Web page and app entries
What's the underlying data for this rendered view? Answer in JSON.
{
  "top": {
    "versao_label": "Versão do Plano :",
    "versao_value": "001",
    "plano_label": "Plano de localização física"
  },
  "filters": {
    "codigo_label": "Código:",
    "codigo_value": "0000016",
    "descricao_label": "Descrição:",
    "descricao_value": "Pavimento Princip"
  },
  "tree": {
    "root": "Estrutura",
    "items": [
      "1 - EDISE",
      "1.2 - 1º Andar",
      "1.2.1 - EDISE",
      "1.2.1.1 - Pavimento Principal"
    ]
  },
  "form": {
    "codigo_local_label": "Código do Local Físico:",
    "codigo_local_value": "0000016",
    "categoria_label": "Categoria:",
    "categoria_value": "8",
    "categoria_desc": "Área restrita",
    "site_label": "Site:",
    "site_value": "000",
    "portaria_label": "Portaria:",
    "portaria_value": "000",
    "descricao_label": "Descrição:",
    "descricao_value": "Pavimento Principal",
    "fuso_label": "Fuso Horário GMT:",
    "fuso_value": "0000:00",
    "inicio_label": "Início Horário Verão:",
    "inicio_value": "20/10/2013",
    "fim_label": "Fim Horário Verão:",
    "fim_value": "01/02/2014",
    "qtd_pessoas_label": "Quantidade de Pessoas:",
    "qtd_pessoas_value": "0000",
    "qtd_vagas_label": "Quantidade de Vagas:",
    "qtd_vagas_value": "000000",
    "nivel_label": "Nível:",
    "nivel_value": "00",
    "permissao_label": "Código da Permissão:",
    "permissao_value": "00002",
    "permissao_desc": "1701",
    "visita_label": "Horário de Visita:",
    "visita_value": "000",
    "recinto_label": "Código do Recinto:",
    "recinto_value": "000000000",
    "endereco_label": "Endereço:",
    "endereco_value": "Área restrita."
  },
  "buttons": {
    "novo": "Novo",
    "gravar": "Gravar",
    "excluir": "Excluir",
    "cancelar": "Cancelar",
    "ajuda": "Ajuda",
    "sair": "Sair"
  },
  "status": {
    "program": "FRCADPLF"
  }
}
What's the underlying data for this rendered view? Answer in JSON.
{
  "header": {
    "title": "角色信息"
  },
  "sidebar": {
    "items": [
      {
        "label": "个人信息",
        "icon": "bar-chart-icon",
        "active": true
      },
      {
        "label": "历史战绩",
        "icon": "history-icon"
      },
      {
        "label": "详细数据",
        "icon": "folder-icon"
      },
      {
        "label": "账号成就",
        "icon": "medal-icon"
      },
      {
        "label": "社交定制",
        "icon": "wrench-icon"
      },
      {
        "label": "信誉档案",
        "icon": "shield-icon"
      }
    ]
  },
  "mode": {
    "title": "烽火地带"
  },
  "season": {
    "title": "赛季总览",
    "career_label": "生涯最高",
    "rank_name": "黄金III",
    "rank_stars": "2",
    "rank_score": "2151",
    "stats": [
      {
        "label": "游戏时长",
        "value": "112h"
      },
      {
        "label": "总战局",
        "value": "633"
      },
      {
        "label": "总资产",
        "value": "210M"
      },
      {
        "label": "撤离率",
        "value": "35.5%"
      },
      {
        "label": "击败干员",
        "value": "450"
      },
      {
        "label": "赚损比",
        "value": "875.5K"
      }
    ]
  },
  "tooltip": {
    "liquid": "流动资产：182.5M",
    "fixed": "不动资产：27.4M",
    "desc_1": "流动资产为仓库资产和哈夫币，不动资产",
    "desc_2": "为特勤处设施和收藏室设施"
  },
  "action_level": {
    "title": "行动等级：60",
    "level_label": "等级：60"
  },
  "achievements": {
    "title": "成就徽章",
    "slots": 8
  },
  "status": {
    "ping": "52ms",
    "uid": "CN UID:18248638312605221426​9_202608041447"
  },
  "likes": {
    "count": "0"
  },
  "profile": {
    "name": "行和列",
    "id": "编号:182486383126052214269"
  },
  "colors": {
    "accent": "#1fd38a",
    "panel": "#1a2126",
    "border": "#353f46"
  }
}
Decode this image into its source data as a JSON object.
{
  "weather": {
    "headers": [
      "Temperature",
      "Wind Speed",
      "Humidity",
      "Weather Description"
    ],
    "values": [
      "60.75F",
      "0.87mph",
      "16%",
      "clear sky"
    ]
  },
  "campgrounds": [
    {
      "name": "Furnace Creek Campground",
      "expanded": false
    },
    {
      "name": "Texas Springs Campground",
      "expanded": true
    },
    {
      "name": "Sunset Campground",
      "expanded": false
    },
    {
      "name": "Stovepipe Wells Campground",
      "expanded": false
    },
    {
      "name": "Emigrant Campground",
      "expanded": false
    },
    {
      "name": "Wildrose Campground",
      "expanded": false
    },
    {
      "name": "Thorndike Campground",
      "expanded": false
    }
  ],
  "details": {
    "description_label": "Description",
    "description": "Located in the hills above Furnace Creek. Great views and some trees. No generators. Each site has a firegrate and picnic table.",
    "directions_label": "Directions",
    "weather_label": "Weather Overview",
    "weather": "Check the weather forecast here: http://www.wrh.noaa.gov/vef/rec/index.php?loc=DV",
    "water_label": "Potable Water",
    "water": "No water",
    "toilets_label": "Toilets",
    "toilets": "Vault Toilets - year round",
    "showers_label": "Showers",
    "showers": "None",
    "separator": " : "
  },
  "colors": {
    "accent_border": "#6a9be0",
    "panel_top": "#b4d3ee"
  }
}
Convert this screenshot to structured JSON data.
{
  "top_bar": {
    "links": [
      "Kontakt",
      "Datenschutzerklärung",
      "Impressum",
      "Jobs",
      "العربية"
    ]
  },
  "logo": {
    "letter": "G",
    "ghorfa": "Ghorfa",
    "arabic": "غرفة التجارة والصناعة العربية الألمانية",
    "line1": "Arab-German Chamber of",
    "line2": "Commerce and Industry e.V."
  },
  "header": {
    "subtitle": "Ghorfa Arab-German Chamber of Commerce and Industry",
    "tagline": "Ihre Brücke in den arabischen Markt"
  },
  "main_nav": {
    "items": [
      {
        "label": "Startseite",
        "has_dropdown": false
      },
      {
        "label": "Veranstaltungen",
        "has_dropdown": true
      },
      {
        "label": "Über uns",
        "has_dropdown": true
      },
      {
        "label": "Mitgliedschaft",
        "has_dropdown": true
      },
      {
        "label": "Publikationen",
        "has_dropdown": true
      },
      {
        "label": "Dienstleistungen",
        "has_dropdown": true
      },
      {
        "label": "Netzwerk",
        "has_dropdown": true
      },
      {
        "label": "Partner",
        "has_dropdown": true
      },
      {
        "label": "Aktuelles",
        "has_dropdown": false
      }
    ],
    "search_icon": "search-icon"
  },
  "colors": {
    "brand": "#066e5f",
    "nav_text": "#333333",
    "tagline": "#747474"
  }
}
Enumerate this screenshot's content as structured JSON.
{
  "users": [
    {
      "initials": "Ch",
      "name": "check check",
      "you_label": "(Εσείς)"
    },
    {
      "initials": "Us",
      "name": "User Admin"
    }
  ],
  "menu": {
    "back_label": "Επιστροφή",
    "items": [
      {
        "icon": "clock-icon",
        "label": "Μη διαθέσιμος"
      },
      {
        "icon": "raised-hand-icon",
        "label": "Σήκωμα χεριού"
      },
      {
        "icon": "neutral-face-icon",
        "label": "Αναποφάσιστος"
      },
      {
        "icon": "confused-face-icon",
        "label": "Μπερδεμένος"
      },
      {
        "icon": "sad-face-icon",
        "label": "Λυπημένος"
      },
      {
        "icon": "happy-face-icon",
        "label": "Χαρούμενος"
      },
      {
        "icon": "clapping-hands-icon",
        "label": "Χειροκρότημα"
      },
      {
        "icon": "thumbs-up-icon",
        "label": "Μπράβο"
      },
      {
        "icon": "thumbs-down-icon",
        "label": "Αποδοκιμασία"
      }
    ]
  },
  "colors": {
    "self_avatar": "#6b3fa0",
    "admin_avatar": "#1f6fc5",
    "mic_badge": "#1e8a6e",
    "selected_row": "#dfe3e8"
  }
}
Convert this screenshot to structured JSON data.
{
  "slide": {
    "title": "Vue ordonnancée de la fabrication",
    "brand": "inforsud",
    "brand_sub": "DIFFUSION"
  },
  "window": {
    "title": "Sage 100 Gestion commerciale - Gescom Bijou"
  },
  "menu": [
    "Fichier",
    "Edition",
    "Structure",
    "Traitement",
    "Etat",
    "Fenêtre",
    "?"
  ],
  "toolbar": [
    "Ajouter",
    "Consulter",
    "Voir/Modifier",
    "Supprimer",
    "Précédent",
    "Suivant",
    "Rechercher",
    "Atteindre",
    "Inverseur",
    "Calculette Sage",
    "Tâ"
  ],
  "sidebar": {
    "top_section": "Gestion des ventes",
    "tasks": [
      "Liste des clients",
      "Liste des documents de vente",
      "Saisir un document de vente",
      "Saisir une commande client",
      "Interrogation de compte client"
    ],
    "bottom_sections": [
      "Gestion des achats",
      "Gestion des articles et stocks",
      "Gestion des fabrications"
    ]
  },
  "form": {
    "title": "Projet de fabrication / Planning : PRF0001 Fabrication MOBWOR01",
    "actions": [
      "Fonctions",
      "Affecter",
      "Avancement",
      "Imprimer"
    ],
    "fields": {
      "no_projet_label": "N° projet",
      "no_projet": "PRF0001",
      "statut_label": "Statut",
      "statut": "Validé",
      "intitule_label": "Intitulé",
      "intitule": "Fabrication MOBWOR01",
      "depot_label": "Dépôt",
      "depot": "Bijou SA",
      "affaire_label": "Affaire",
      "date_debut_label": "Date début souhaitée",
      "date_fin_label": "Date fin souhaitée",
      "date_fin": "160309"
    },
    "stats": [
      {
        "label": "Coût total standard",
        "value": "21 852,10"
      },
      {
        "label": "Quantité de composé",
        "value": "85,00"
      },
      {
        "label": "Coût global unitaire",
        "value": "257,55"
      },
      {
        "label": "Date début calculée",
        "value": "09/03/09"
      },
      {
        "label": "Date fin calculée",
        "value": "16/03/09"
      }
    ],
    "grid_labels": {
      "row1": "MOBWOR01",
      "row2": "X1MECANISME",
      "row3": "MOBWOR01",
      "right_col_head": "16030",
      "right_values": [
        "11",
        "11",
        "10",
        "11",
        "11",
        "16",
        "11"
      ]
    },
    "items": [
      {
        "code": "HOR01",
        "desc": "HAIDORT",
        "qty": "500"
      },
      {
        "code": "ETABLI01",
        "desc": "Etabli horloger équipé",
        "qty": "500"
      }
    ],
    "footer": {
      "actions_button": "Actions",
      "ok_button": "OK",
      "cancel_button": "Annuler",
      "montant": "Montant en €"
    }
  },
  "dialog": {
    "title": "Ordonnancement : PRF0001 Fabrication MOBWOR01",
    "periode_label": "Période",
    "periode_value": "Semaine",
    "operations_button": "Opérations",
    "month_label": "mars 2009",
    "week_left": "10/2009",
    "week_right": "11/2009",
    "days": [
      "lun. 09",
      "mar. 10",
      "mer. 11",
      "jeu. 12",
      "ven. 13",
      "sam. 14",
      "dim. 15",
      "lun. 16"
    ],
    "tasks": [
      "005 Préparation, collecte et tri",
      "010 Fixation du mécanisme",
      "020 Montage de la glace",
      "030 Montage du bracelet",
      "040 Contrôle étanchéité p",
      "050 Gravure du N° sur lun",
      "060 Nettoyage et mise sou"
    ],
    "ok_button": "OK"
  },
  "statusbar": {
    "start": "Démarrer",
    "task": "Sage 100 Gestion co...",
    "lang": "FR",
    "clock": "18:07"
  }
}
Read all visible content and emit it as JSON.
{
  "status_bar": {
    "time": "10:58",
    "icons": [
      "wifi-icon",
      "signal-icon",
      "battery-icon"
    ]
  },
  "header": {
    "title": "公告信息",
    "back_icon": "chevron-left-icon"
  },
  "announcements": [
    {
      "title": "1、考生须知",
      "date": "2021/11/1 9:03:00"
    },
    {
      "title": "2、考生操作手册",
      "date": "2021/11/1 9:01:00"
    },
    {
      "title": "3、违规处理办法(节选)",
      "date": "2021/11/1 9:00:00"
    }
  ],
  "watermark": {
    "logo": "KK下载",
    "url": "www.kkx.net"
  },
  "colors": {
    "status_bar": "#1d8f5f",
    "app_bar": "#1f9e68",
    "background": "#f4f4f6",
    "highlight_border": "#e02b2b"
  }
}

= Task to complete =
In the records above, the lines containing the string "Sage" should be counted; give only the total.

= Result =
3